▸ WHAT TO PRODUCE
From the entries below, extract every line that includes the word "shortcut".

───── INPUT MATERIAL ─────

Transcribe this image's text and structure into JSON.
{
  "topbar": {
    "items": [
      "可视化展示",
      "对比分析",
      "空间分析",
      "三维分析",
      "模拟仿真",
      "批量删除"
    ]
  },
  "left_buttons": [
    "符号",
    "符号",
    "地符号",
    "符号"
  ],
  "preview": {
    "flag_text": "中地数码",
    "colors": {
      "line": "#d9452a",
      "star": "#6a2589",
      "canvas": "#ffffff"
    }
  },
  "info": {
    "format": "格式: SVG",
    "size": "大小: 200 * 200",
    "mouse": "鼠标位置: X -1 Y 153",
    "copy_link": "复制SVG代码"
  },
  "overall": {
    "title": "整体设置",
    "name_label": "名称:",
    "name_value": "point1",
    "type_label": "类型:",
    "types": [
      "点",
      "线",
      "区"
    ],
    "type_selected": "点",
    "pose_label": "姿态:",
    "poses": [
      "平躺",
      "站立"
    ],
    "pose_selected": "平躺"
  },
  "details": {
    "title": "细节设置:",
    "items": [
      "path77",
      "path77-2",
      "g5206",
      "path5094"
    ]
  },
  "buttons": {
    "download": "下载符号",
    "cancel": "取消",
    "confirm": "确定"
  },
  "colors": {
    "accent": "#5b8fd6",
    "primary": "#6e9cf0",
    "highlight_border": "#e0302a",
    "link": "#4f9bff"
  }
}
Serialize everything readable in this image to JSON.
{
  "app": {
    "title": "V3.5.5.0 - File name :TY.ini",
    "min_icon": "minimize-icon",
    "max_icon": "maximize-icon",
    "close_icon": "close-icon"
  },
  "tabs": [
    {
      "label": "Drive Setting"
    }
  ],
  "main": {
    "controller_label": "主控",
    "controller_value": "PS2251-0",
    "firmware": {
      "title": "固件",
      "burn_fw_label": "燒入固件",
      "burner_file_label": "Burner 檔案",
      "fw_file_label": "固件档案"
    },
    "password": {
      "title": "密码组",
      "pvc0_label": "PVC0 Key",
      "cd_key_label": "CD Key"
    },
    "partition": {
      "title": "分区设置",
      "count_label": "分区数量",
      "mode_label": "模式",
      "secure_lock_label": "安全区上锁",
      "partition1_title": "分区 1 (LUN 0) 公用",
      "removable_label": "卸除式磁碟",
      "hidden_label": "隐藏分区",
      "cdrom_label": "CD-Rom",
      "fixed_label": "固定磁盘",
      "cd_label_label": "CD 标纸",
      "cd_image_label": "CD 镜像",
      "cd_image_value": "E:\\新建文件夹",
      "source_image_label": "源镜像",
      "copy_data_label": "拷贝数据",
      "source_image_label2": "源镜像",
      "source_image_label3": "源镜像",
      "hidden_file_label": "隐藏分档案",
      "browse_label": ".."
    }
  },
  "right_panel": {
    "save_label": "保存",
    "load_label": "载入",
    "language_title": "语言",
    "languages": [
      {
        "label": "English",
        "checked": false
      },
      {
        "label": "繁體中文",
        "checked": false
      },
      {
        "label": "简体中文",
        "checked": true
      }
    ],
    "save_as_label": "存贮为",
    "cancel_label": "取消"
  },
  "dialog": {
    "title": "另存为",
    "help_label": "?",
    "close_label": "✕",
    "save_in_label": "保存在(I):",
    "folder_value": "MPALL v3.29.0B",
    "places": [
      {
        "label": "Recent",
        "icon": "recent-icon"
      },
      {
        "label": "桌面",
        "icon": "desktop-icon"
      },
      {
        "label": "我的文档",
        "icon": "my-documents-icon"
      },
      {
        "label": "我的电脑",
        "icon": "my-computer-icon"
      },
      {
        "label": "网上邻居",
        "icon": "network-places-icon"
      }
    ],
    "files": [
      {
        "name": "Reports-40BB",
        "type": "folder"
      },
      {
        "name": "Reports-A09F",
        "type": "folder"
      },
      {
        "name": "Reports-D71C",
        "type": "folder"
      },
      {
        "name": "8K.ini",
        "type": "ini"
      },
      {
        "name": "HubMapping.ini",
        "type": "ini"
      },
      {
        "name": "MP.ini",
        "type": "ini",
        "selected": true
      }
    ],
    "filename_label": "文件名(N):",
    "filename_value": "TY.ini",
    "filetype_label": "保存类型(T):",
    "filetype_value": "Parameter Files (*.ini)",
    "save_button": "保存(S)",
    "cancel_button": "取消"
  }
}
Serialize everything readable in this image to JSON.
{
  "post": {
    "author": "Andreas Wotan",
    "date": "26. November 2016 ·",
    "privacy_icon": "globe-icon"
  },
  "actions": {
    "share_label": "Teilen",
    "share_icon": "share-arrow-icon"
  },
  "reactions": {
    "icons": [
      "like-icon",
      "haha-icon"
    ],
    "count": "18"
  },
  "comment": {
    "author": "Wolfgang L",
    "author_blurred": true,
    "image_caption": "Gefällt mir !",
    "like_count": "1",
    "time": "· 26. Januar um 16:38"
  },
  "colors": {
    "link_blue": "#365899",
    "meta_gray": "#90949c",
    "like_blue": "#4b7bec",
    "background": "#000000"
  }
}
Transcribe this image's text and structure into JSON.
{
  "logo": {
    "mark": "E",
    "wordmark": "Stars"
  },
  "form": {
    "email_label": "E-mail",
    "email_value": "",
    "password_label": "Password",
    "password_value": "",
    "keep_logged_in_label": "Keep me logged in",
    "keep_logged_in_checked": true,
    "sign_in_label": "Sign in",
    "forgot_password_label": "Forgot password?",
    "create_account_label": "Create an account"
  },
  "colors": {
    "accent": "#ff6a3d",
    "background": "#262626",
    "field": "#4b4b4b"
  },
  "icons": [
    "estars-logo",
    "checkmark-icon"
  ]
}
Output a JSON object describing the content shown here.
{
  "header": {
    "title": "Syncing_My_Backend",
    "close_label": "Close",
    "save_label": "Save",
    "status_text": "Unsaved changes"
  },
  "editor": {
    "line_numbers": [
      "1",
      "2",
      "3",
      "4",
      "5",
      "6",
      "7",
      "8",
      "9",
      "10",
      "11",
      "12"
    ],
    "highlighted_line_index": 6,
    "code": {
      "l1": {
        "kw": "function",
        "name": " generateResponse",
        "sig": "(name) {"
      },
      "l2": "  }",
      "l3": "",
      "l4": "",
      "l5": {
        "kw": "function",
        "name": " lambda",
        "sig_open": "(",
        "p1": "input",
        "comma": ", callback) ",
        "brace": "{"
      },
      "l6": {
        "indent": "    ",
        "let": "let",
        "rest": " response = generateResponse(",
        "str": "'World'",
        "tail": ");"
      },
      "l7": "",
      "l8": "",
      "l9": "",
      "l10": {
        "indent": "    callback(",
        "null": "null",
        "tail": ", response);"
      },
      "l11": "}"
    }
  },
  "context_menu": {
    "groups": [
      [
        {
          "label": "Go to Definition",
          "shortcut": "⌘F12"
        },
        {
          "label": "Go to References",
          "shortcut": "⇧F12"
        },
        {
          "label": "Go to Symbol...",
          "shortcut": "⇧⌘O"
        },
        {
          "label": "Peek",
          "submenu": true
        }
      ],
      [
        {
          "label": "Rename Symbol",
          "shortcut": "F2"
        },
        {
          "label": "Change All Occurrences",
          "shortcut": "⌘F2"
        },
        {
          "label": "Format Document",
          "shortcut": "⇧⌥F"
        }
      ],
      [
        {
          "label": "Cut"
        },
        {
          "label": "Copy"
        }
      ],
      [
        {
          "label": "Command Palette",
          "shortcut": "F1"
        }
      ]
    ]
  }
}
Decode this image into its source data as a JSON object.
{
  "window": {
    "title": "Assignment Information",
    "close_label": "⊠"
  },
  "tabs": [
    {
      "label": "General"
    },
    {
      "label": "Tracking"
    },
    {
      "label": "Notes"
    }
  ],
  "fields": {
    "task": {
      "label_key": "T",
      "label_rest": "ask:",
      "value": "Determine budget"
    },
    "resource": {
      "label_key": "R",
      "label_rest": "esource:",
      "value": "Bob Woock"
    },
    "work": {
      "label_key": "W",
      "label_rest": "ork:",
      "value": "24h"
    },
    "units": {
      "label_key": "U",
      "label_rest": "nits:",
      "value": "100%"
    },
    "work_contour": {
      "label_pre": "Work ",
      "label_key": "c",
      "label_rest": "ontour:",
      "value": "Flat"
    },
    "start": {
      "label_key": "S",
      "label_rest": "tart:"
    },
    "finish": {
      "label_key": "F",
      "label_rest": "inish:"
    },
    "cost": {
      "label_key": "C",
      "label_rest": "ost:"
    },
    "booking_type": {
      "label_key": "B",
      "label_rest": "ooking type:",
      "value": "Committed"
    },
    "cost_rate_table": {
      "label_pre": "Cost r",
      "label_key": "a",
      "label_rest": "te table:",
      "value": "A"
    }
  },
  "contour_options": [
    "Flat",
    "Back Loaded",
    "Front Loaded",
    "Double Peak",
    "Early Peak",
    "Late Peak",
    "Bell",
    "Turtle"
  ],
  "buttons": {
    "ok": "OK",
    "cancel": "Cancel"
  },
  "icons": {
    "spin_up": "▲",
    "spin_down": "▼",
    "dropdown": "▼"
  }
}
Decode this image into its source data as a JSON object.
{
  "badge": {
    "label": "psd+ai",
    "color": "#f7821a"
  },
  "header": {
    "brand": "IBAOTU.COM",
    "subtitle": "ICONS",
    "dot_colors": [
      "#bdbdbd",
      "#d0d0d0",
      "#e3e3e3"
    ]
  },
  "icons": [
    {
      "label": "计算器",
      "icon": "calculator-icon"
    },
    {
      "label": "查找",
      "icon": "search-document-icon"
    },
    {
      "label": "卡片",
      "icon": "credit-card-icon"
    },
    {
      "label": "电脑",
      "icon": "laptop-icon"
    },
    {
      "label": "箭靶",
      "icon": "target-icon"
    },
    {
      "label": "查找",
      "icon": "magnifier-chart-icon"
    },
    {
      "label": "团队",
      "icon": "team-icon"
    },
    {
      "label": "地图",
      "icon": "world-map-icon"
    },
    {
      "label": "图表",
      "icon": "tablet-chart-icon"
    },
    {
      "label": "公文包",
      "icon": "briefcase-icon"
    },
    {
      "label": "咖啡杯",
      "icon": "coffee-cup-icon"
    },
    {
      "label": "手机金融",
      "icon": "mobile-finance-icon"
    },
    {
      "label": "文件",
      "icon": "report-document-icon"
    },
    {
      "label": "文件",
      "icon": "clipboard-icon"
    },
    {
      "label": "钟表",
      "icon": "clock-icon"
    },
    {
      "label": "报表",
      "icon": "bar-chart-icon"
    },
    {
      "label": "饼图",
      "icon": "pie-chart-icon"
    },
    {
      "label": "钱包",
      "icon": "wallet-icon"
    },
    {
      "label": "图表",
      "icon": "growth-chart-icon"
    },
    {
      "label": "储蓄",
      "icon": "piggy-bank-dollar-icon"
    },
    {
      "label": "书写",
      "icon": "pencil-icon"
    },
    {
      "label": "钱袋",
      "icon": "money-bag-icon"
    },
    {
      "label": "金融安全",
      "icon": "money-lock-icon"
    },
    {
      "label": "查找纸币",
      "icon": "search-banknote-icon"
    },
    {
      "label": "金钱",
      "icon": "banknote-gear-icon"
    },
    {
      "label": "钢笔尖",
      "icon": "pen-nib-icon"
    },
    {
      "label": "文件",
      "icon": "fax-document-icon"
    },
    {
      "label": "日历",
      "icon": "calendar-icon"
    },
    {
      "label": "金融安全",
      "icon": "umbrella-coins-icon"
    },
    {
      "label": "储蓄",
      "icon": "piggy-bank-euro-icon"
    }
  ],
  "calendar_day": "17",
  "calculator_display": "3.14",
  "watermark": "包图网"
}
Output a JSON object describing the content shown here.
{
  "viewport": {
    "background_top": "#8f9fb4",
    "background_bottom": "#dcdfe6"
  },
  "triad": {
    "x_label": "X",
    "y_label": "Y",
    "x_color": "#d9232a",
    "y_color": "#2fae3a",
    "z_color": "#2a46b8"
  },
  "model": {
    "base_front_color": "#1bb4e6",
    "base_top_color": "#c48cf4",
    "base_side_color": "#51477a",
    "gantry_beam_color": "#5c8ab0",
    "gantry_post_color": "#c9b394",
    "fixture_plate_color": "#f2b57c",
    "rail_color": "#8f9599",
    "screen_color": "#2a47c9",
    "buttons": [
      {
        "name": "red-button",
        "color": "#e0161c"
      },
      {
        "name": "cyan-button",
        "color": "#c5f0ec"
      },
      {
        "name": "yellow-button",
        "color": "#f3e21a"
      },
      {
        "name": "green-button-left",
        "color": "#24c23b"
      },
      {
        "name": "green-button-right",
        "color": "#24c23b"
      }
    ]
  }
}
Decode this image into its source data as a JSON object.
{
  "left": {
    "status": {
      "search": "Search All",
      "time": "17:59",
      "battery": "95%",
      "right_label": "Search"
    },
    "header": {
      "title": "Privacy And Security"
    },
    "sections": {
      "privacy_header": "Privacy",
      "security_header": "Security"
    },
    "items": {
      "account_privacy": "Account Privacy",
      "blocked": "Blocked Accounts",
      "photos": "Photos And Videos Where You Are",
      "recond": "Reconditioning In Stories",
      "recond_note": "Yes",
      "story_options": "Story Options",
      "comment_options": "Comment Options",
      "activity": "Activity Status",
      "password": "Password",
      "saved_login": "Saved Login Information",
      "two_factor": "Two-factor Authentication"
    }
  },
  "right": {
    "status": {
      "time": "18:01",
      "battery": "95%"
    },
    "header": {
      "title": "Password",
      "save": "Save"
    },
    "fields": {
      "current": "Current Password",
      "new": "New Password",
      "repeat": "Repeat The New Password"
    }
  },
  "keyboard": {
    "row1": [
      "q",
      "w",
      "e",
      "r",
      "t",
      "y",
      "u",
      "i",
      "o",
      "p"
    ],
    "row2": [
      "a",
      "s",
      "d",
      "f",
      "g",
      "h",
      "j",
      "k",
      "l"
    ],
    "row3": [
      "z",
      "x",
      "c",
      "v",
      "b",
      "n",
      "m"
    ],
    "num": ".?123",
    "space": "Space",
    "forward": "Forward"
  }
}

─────

▸ ANSWER BELOW
          "shortcut": "⌘F12"
          "shortcut": "⇧F12"
          "shortcut": "⇧⌘O"
          "shortcut": "F2"
          "shortcut": "⌘F2"
          "shortcut": "⇧⌥F"
          "shortcut": "F1"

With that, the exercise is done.